44. Pacific Glazing Contractors | Hollister, CA 
45. Egan Co./InterClad | Champlin, MN
46. AAC Glass Inc. | Hayward, CA
47. U.S. Glass & Aluminum Inc. | Pittsburg, CA 
48. Brin Glass Company | Minneapolis, MN
49. Aurora Glazing Solutions | Langley, BC
50. H.J. Martin and Son | Green Bay, WI 

*It has come to the attention of editorial staff that Carey Glass is a glass fabricator. What was listed represented our best understanding of the information available.

curtainwall with sunshades
Top 50 Glazier SPS Corp. installed curtain wall and vertical sunshades at 301 Hillsborough, a mixed-use building located in the downtown of Raleigh, North Carolina. Photo by SPS Corp. 

The Partners

Leading glazier companies come in all sizes. Glass Magazine continues to recognize the many glaziers who make our built environment a reality, whether or not they are on the industry ranking according to sales volume. We once again asked 2023 Top Glass Fabricators to nominate notable glazier partners they had worked with during the past year. Here are some of the companies they wanted to recognize. 

Lucent Glass Solutions, Marietta, Ga.

“[Children’s Healthcare of Atlanta] was and still is a very big project and we have supplied over 1,000 Vistamatic units for this project. Lucent have made us feel part of the project … and have soaked up the information we have passed on regarding installation, and the project has gone flawlessly.” – Privacy Glass Solutions

Royal Glass Co., Santa Clara, Calif. 

“The level of professionalism and communication is unparalleled. Working with Royal Glass ensures that projects will go smoothly.” – Vitrum Glass Group

Honorable Mentions

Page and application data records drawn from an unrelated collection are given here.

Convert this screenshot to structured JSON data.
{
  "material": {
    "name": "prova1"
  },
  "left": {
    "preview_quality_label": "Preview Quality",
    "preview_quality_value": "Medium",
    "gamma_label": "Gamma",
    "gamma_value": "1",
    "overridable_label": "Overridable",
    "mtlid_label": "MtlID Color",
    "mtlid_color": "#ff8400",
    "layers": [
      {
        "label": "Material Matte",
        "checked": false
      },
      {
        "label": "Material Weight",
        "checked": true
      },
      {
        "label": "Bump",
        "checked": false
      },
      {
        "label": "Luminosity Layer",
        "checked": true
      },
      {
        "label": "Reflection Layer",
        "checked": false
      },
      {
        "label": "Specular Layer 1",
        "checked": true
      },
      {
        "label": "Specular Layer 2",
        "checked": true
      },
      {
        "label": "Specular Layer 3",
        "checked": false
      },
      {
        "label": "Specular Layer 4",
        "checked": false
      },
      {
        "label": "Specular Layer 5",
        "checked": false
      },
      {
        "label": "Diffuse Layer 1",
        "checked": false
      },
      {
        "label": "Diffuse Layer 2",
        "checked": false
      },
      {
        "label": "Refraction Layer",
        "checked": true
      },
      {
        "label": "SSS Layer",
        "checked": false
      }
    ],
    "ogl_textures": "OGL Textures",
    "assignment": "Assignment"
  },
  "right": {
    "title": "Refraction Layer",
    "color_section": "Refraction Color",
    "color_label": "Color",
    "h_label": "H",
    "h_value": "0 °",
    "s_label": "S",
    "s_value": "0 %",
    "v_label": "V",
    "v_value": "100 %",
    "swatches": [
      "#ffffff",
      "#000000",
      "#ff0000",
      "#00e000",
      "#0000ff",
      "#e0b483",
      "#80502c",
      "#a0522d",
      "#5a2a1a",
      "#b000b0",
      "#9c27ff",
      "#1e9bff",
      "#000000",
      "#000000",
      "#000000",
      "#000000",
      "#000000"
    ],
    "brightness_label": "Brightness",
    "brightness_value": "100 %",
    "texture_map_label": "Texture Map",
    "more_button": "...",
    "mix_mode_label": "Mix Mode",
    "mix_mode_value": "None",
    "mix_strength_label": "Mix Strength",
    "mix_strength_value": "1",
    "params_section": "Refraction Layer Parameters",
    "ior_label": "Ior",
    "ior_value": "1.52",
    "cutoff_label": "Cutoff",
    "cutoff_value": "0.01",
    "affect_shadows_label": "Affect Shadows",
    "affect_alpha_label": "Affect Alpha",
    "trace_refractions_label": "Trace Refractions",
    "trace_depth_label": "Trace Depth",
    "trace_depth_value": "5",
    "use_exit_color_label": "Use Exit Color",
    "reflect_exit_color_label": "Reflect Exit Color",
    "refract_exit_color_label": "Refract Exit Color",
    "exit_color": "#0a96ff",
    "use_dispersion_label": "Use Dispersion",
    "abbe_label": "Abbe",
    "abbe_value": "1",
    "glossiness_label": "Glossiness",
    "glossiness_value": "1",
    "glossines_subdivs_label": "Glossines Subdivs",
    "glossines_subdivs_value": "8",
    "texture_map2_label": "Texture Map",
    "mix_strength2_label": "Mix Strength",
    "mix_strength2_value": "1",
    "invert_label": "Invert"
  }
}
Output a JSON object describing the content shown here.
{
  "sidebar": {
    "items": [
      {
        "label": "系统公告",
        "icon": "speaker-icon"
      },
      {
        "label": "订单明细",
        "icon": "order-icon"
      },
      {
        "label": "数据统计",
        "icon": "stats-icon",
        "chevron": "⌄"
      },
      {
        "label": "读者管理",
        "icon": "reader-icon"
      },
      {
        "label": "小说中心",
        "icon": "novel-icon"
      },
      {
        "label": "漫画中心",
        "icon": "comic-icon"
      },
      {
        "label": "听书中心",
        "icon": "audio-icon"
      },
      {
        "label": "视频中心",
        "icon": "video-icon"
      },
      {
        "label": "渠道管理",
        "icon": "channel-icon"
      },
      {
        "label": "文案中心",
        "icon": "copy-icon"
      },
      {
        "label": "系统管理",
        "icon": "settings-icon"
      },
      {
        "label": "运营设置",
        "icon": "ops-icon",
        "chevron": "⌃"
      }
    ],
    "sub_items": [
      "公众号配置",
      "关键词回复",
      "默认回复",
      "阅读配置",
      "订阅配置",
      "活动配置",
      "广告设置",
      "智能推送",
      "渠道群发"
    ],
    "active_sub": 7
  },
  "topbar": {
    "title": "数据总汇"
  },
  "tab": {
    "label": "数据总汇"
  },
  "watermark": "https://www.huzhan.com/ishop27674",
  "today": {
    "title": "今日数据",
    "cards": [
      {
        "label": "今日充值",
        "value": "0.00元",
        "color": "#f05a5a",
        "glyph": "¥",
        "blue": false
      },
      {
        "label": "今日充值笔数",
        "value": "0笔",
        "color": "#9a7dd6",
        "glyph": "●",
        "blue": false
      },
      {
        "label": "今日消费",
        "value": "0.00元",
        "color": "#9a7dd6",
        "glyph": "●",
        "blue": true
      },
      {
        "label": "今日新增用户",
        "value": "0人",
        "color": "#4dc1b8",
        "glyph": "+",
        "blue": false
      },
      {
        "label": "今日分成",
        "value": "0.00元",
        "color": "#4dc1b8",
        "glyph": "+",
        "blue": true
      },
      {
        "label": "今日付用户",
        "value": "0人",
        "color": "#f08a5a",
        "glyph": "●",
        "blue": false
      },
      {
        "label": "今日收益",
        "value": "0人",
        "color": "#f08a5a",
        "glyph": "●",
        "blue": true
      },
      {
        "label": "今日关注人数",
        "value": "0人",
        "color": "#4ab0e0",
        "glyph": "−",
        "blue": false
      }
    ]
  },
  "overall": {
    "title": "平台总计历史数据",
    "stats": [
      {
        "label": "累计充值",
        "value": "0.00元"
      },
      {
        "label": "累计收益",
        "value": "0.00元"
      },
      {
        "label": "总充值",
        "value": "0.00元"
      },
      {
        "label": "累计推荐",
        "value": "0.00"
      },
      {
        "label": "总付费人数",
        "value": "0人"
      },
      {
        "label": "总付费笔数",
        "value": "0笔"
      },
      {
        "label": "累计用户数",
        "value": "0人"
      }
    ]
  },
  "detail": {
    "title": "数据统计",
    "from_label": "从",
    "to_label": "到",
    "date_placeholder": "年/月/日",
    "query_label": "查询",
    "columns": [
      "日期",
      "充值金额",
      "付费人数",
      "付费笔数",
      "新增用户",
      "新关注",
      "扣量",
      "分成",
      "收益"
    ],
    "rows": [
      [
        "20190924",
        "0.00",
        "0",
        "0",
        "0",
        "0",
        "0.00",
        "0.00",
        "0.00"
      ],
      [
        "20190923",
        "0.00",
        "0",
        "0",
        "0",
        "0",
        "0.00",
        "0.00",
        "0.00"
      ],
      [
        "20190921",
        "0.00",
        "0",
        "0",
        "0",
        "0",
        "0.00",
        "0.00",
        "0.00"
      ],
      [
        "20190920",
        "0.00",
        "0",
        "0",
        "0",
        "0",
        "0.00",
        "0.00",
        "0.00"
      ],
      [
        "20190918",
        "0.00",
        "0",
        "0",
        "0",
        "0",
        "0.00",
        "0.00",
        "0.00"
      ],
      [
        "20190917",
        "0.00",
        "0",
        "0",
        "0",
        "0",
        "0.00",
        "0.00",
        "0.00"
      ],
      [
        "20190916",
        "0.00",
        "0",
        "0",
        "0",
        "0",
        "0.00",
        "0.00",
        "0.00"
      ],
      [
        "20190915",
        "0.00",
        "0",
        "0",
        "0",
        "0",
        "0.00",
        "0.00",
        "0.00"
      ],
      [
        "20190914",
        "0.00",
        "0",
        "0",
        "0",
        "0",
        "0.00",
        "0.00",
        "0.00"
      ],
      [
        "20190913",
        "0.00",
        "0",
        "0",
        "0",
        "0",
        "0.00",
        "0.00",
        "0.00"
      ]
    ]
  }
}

  • 8G Solutions | Riverside, MO
    Nominated by Insulite Glass Co.
  • Alumax Shower Enclosures | Magnolia, AR
    Nominated by Over the Mountain Glass
  • Andy’s Glass and Mirror | Cincinnati, OH
    Nominated by Glenny Glass
  • BCI Construction USA | Belleville, IL
    Nominated by Grupo Tecnovidrio
  • Blomberg Windows | Sacramento, CA
    Nominated by AGNORA
  • Crystal Glass, Commercial Division | Edmonton, Alberta, Canada
    Nominated by Can-Am Glass Products
  • Glass Masters | Ketchum, ID
    Nominated by TBM Inc.
  • Karas and Karas Glass Co. | Boston
    Nominated by Tecnoglass
  • Infinium Wall Systems | Strongsville, OH
    Nominated by Consolidated Glass Corp.
  • MiTek/Benson Curtain Wall and Glass Divisions | Portland, OR
    Nominated by Tvitec | Cricursa
  • My Shower Door | Fort Myers, FL
    Nominated by D3 Glass
  • Modernfold | Greenfield, IN
    Nominated by Custom Glass Products
  • Roberts Glass Service | Indianapolis, IN
    Nominated by Basco Shower Door
  • Waltek Co. | Cincinnati, OH
    Nominated by Standard Bent Glass
  • W&W Glass | Nanuet, NY
    Nominated by sedak

More Top 50 Glaziers

The July print & digital edition of Glass Magazine contains additional information about companies on the Top Glaziers list and additional survey results.

Read/Download the Issue

Additional Information for Purchase

More details about companies, including the location of additional offices, number of full-time employees, total number of employees and contact information is also available for purchase & download at the NGA Store.

Purchase the Report 


Norah Dick

Norah Dick

Norah Dick is the associate editor for Glass Magazine. She can be reached at